It appears the George Washington Bridge controversy New Jersey Gov. Chris Christie's dealing with this year back in the Garden State hasn't affected his standing as one of the GOP's most potent fundraising rainmakers.
The Republican Governors Association announced Thursday that it's raised $60 million since Christie was elected chairman of the organization last November.
The RGA also reported it has more than $70 million cash on hand. That's the most money in the bank the RGA's ever had in its history. And the RGA said that it raised $26.6 million the past three months, an all-time second quarter record for the group.
Christie's chairmanship of the RGA was seen as a possible stepping stone to a potential 2016 bid for the GOP presidential nomination. But six weeks into his tenure as chairman, the bridge controversy went viral. State lawmakers and the U.S. Attorney's Office are investigating allegations that top Christie appointees orchestrated traffic jams last September by closing access lanes to the George Washington Bridge in Fort Lee to politically punish that town's mayor for not endorsing the governor's re-election.
Christie has repeatedly denied knowing anything about the gridlock until after it occurred. While his poll numbers - both in New Jersey and nationally - took a big hit when the bridge controversy when viral at the beginning of this year, his numbers have stabilized, and Christie has continued to travel across the country in his role as RGA chairman, raising money for the group and supporting Republican governors running for re-election and GOP gubernatorial candidates.
"The RGA has never been in such a strong financial position. It is a tribute to the sound policy, good governance and real results coming from states with Republican governors," said Christie in a statement put out by the organization. "Their bold leadership, combined with the RGA's significant resources, put us in strong position to win governors' races across the country this year."
When it comes to governors' races, it's the GOP that's mostly playing defense this year. The party's defending 22 of the 36 seats up for grabs in November. And some of them are in states that Obama carried in both 2008 and 2012, such as Pennsylvania, Ohio, Michigan, Wisconsin, Florida, Maine, Nevada and New Mexico.

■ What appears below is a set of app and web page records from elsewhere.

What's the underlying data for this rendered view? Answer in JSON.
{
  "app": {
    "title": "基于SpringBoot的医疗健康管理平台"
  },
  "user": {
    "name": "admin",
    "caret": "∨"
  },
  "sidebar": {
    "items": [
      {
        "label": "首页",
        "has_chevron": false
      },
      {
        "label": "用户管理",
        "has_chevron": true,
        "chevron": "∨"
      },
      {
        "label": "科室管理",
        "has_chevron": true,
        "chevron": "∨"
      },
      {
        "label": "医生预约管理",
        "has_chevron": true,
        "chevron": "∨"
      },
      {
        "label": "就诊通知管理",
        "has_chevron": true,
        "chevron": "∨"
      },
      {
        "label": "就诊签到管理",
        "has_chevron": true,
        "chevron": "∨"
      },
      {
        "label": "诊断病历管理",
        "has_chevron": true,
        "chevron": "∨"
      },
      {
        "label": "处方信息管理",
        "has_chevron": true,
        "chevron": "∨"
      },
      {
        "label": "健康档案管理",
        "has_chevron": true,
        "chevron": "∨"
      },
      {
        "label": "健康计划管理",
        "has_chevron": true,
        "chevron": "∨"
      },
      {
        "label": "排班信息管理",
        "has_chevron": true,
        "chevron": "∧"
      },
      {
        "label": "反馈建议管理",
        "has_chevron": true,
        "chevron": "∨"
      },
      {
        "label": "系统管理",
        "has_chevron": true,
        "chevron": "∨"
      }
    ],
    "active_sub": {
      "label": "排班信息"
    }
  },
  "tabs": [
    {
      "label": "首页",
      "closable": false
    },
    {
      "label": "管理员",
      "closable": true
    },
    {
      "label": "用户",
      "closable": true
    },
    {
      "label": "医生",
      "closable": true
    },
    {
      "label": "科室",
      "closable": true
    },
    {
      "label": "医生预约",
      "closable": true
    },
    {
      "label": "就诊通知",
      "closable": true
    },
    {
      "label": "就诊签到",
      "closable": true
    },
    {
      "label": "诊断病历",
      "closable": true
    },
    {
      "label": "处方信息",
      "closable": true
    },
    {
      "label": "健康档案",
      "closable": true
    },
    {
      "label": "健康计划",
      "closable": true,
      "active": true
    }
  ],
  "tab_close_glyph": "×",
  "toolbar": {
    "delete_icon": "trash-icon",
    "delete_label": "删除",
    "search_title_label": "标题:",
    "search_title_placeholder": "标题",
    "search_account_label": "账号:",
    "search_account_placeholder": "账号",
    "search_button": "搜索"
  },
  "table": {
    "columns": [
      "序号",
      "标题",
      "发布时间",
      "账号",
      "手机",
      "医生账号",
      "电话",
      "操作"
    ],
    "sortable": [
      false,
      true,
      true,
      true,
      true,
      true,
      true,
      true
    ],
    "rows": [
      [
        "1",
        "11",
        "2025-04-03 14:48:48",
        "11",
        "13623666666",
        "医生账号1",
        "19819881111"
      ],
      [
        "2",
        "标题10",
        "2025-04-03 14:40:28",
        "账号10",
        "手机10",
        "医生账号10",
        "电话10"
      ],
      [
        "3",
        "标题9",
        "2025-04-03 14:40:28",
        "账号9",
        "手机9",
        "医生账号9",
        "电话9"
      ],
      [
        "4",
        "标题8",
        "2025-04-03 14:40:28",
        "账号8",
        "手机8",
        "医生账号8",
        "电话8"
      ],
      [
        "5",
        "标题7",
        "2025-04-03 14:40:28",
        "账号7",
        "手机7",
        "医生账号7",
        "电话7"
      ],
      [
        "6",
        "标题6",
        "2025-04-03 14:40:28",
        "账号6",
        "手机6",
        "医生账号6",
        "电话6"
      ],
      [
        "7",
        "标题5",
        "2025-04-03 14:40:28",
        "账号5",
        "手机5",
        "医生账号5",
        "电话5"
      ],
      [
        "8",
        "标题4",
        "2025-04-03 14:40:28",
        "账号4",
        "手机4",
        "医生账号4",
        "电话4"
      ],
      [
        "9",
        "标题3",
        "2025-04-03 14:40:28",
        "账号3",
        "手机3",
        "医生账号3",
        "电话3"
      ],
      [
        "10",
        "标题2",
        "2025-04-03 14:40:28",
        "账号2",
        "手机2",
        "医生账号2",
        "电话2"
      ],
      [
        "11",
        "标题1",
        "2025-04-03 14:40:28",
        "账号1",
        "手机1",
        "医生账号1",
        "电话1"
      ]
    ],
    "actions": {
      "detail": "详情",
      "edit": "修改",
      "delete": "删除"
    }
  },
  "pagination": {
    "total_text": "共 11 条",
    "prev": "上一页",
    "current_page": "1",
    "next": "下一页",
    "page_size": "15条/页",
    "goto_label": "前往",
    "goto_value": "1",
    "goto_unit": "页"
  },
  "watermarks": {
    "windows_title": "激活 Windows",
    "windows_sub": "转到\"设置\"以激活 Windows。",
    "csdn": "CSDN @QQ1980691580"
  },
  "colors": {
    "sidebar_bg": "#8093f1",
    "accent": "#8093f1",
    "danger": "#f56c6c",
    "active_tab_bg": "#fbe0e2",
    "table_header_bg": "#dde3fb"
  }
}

But Democrats also have some vulnerable seats to defend, in Arkansas, Colorado and Illinois. And they won't have cakewalks in Connecticut and Massachusetts.